Fawkner purchased an allotment in November 1837 in a sale of Crown Land and this became the site for his second hotel. It too was called Fawkner’s Hotel and was a two-story building, made of brick.[11] Fawkner moved into his new hotel, on the east side of Market Street, near the corner of Collins Street, in the second half of 1838.[12] The official opening was on 2 July 1838 and on that evening, to mark the occasion, the building was illuminated and there were fireworks and gun-fire.[13] The building featured "spacious parlours of great height," 20 beds and, being located higher up the hill from his old hotel, the upper rooms and balcony commanded views of the river, the shipping in Port Phillip Bay and of Williamstown.[14] The kitchen was a separate building in the back yard. Accommodation cost two guineas per week[15] Its greater prominence higher up the hillside meant it often appears in contemporary images of early Melbourne.

Among the visitors who stayed at the hotel was Lady Jane Franklin, the wife of the former Governor of Tasmania, and her entourage, who arrived in April 1939.[16] A deputation of more than sixty prominent settlers met in the largest room of the hotel to welcome her to Melbourne. She admired Fawkner’s bookroom and library, as did another visitor to the hotel, explorer Edward John Eyre.[17] The largest room in the hotel served as a chapel for religious services and as a meeting room for the formation of early commercial and community organisations.

Fawkner's second hotel was only operated by him as such for eighteen months.[18] But the building itself lasted for another century. It became the headquarters for The Melbourne Club in June 1846. It was later the Old Club House Hotel and, later still, the Shakespeare Hotel. It was known as the Union Club Hotel when it finally closed for demolition in 1936.

SignificanceEdit

Fawkner's pub/hotel was the first public building in Melbourne[19] It was the social centre of the fledgling community in its first few tentative years of existence. Primitive even by the standard of the time, Fawkner had little incentive to build anything better. He knew a civil administrator would soon arrive and one of his first duties would be to order an official survey of the Crown Land on which the settlement stood. Fawkner the other first settlers would then have to demolish any structures they owned and then build new permanent houses and businesses on allotments determined by the official survey.

His second hotel building was a conventional two-story brick building, with an attic, that lasted, in various guises, for another century.

ReferencesEdit

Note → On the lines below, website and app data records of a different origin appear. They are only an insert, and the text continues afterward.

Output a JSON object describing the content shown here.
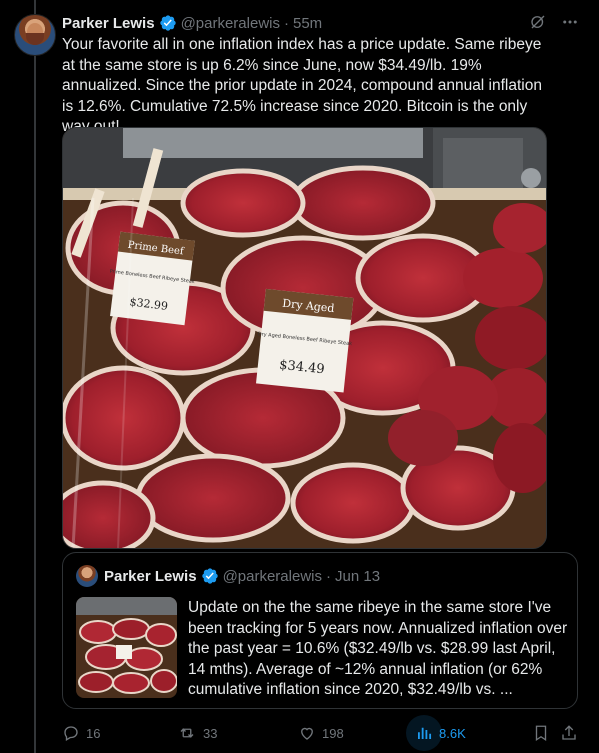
{
  "tweet": {
    "author_name": "Parker Lewis",
    "handle": "@parkeralewis",
    "separator": "·",
    "time": "55m",
    "text": "Your favorite all in one inflation index has a price update. Same ribeye at the same store is up 6.2% since June, now $34.49/lb. 19% annualized. Since the prior update in 2024, compound annual inflation is 12.6%. Cumulative 72.5% increase since 2020. Bitcoin is the only way out!",
    "media": {
      "sign1_title": "Prime Beef",
      "sign1_line": "Prime Boneless Beef Ribeye Steak",
      "sign1_price": "$32.99",
      "sign2_title": "Dry Aged",
      "sign2_line": "Dry Aged Boneless Beef Ribeye Steak",
      "sign2_price": "$34.49"
    }
  },
  "quote": {
    "author_name": "Parker Lewis",
    "handle": "@parkeralewis",
    "separator": "·",
    "date": "Jun 13",
    "text": "Update on the the same ribeye in the same store I've been tracking for 5 years now. Annualized inflation over the past year = 10.6% ($32.49/lb vs. $28.99 last April, 14 mths). Average of ~12% annual inflation (or 62% cumulative inflation since 2020, $32.49/lb vs. ..."
  },
  "actions": {
    "replies": "16",
    "reposts": "33",
    "likes": "198",
    "views": "8.6K"
  },
  "icons": {
    "verified": "verified-badge-icon",
    "grok": "grok-icon",
    "more": "more-icon",
    "reply": "reply-icon",
    "repost": "repost-icon",
    "like": "like-icon",
    "views": "views-icon",
    "bookmark": "bookmark-icon",
    "share": "share-icon"
  },
  "colors": {
    "background": "#000000",
    "text": "#e7e9ea",
    "muted": "#71767b",
    "accent": "#1d9bf0",
    "border": "#2f3336"
  }
}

  1. ^ Fawkner, John Pascoe (1982), (ed. C.P. Billot), Melbourne's missing chronicle; being the journal of preparations for departure to and proceedings at Port Phillip by John Pascoe Fawkner, Melbourne, Quartet, p.11. ISBN 0908128207
  2. ^ Freeland, J.M., (1966), The Australian pub, Melbourne, Melbourne University Press, p.110
  3. ^ Freeland, p.110
  4. ^ McGuire, Paul (1952) Inns of Australia, Melbourne, William Heinemann, p.86
  5. ^ Garryowen (Edmund Finn), (1888) The chronicles of early Melbourne, Vol 2, Melbourne, Fergusson & Mitchell, reprinted by Heritage Publications (Melbourne, 1976), p.541
  6. ^ Boys, Robert Douglass (1959), First years at Port Phillip 1834-1842, Melbourne, Robertson & Mullins, p.47
  7. ^ The Melbourne Advertiser, 19 February 1838, p.2
  8. ^ Cannon, Michael (ed.) (1984), Historical records of Victoria: Foundation Series; Volume Three; the early development of Melbourne, Melbourne, Victorian Government Printing Office, p.10. ISBN 0724183035
  9. ^ Cannon, p.12
  10. ^ Garryowen, The Chronicles of early Melbourne, Vol 1, p.436-7
  11. ^ Garryowen, Vol 2, p.543
  12. ^ Boys, p.82
  13. ^ Cannon, p.538
  14. ^ The Sydney Monitor and Commercial Advertiser, 19 June 1838, p.3
  15. ^ Port Phillip Patriot and Melbourne Advertiser, 6 February 1839, p.2
  16. ^ Port Phillip Patriot and Melbourne Advertiser, 10 April 1839, p.4
  17. ^ Kirsop, Wallace, ed. (1985). John Pascoe Fawkner’s Library (First ed.). Melbourne: Book Collector’s Society of Australia. p. 15. ISBN 0958922004.
  18. ^ Freeland, p.112
  19. ^ Grant, James & Geoffrey Serle (eds.) (1978) The Melbourne scene 1803-1956, Melbourne, Hale & Iremonger, p.9. ISBN 0908094280